Wednesday, September 28, 2011

Triangular Dovetail Joint

Woodworkers have made trick dovetails for years, probably centuries.  I designed this trick joint because I hadn't seen any triangular dovetail joints.  Not surprisingly, it has been done before.

All three exterior sides show identical dovetail-like joints, which makes it look impossible to open.

But the pieces don't slide like a conventional dovetail.

The two pieces rotate until they gently let go of each other.

There's a hollow cavity inside, so it can be used as a puzzle box.  Not that anyone would be terribly puzzled--it looks odd, but it's easy for anyone to open once they pick it up.

This is a simple, traditional puzzle box so I've posted the STL files at Thingiverse for anyone who wants to play with it.


  1. That looks very nice! If you wanted it to be more difficult as a puzzle you could always give it a simple gravity pin lock. Then if the fit was tight enough it could be much more puzzling.

  2. Ordinarily I don't like to add locks or other complications unless it's consistent with the premise of the puzzle. But while watching colleagues open this joint I noticed a subtle psychology which suggested a feature that would be counter-intuitive yet elegantly simple. It's worth building a successor to test that idea.

    In the meantime I've found other designers who've worked with similar three-sided dovetails.

    Buried in Rob's Puzzle Page is a picture of R.D. Rose's "Triple Dovetail Triangle" in which Rose took the same basic dovetail mechanism and added locking cylinders to it.

  3. Gravity pins and the like should be banned from puzzles, IMHO. Those things drive me nuts.

  4. Adding a slot half way round the dovetail, requiring the halves to be lifted apart, then rotated back on themselves to open would make for a nice puzzle with no pins.
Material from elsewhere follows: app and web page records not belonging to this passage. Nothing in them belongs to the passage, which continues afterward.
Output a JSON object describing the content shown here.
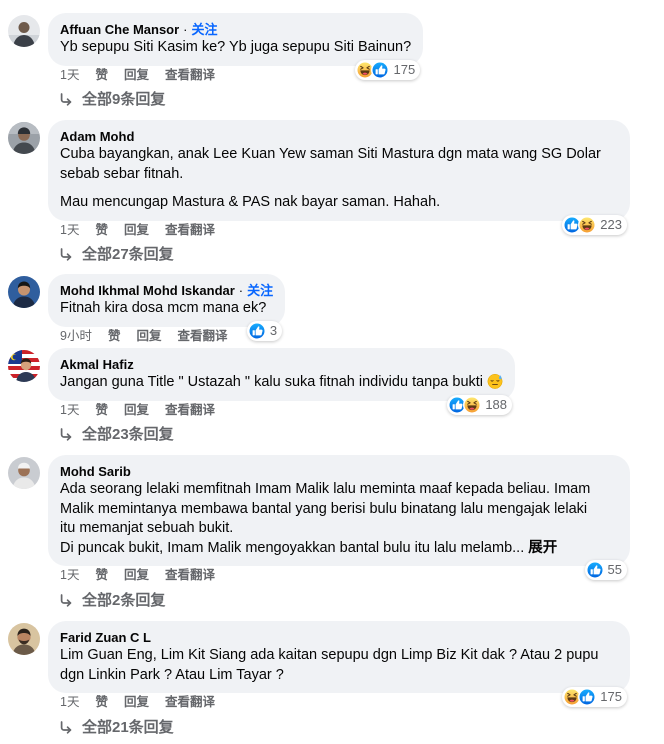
{
  "colors": {
    "bubble_bg": "#f0f2f5",
    "text": "#050505",
    "secondary": "#65676b",
    "follow_link": "#0866ff",
    "like_blue": "#1877f2",
    "haha_yellow": "#f7b928"
  },
  "labels": {
    "like": "赞",
    "reply": "回复",
    "translate": "查看翻译",
    "follow": "关注",
    "dot": "·",
    "see_more": "展开"
  },
  "comments": [
    {
      "author": "Affuan Che Mansor",
      "follow": true,
      "paragraphs": [
        [
          "Yb sepupu Siti Kasim ke? Yb juga sepupu Siti Bainun?"
        ]
      ],
      "reactions": {
        "icons": [
          "haha-icon",
          "like-icon"
        ],
        "count": "175"
      },
      "time": "1天",
      "replies_label": "全部9条回复"
    },
    {
      "author": "Adam Mohd",
      "paragraphs": [
        [
          "Cuba bayangkan, anak Lee Kuan Yew saman Siti Mastura dgn mata wang SG Dolar",
          "sebab sebar fitnah."
        ],
        [
          "Mau mencungap Mastura & PAS nak bayar saman. Hahah."
        ]
      ],
      "reactions": {
        "icons": [
          "like-icon",
          "haha-icon"
        ],
        "count": "223"
      },
      "time": "1天",
      "replies_label": "全部27条回复"
    },
    {
      "author": "Mohd Ikhmal Mohd Iskandar",
      "follow": true,
      "paragraphs": [
        [
          "Fitnah kira dosa mcm mana ek?"
        ]
      ],
      "reactions": {
        "icons": [
          "like-icon"
        ],
        "count": "3"
      },
      "time": "9小时"
    },
    {
      "author": "Akmal Hafiz",
      "paragraphs": [
        [
          "Jangan guna Title \" Ustazah \" kalu suka fitnah individu tanpa bukti"
        ]
      ],
      "emoji_icon": "downcast-face-with-sweat-icon",
      "reactions": {
        "icons": [
          "like-icon",
          "haha-icon"
        ],
        "count": "188"
      },
      "time": "1天",
      "replies_label": "全部23条回复"
    },
    {
      "author": "Mohd Sarib",
      "paragraphs": [
        [
          "Ada seorang lelaki memfitnah Imam Malik lalu meminta maaf kepada beliau. Imam",
          "Malik memintanya membawa bantal yang berisi bulu binatang lalu mengajak lelaki",
          "itu memanjat sebuah bukit.",
          "Di puncak bukit, Imam Malik mengoyakkan bantal bulu itu lalu melamb..."
        ]
      ],
      "truncated": true,
      "reactions": {
        "icons": [
          "like-icon"
        ],
        "count": "55"
      },
      "time": "1天",
      "replies_label": "全部2条回复"
    },
    {
      "author": "Farid Zuan C L",
      "paragraphs": [
        [
          "Lim Guan Eng, Lim Kit Siang ada kaitan sepupu dgn Limp Biz Kit dak ? Atau 2 pupu",
          "dgn Linkin Park ? Atau Lim Tayar ?"
        ]
      ],
      "reactions": {
        "icons": [
          "haha-icon",
          "like-icon"
        ],
        "count": "175"
      },
      "time": "1天",
      "replies_label": "全部21条回复"
    }
  ]
}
Almost a maze, but not quite.

    Given your familiarity with threads, putting a left handed thread onto the centre hollow would also make things interesting.

    Neither would be difficult puzzles, but they would slow people down. (especially a left handed thread)

  5. I just found this post. I have been struggling with an old design that i want to renew. It involves puzzles, made of plastic, that can be made to change the final shape, but fit together as a cohesive, solid unit.
    Are you still working on such puzzle matters (?) since this post is a # of yrs old...